There has been concern that hospitals may put resources and effort into preventing readmissions only to see their discharged patients dying, and that hospitals with more liberal readmission practices might be preventing death.
Researchers failed to find any evidence of a relationship for heart attack or pneumonia, and for heart failure, "only a modest and not throughout the entire range of performance" relationship was identified, Krumholz and colleagues wrote.
If anyone thought CMS or its readmissions policy consultants were going to come out and say, 'hey, we didn't carefully think these policies through the first time and we were wrong,' there's a bridge I know that's for sale.

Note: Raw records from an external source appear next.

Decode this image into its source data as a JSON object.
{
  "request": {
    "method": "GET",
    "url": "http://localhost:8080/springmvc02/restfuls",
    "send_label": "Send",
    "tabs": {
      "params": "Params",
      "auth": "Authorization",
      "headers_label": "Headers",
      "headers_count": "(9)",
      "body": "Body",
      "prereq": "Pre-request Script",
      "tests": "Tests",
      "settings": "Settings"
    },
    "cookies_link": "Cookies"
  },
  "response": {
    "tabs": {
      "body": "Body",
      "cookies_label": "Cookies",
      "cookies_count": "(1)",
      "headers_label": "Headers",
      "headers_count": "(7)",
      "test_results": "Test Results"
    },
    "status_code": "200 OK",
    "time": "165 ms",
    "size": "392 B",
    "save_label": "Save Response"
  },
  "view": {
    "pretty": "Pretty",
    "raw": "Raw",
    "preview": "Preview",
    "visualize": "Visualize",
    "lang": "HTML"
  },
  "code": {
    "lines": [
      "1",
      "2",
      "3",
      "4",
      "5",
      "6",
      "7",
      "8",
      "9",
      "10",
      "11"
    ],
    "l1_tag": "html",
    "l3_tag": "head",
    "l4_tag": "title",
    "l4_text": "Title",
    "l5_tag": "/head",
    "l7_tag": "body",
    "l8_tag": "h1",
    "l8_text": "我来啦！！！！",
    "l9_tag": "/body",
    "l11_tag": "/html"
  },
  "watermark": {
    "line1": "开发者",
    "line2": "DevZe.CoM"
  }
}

Finally, the Robert Wood Johnson Foundation had a special webinar this week on preventing readmissions. It featured top experts in policy including Jonathan Blum of CMS; Eric Coleman, MD, who designed the Coleman model of care transitions, Mary Naylor of the University of Pennsylvania School of Nursing, and Risa Lavizzo-Mourey, MD, RWJF's President and CEO.
The audience heard numerous stories of interventions as part of RWJF's Care About Your Care campaign.

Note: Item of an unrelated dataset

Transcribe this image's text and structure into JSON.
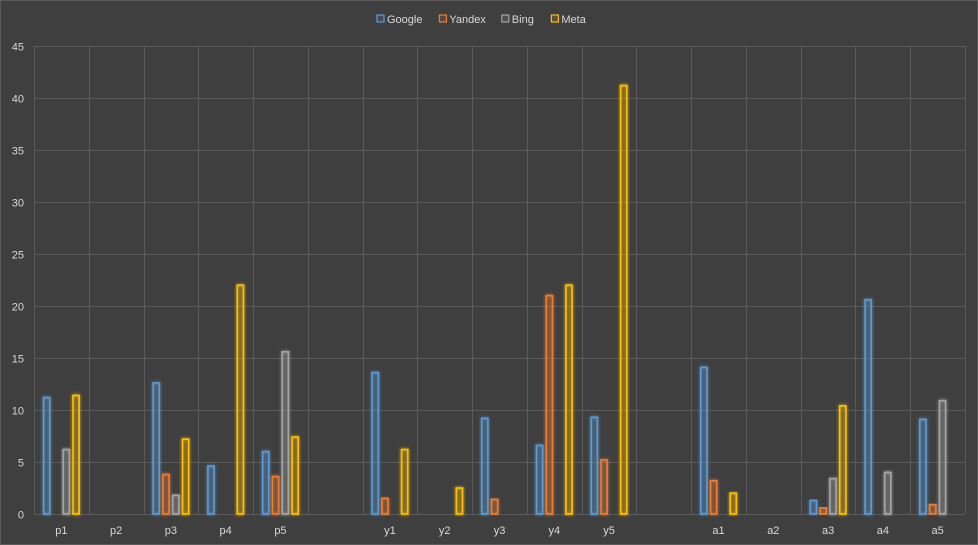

The urgency around reducing readmissions is real, and the reason is dollars.
For the fiscal year that began Oct. 1, 2012, when the readmission penalty can not exceed 1% of a hospital's base DRG, CMS estimated it expects to ding hospitals about .3% or about $280 million. Starting this Oct. 1, if my math is correct, that amount would double, and by Oct. 1, 2014, when the full 3% penalty kicks in, the penalty might be $840 million.
As the saying goes: A few hundred million here and a few hundred million there—it starts to add up. Now we're talking real money.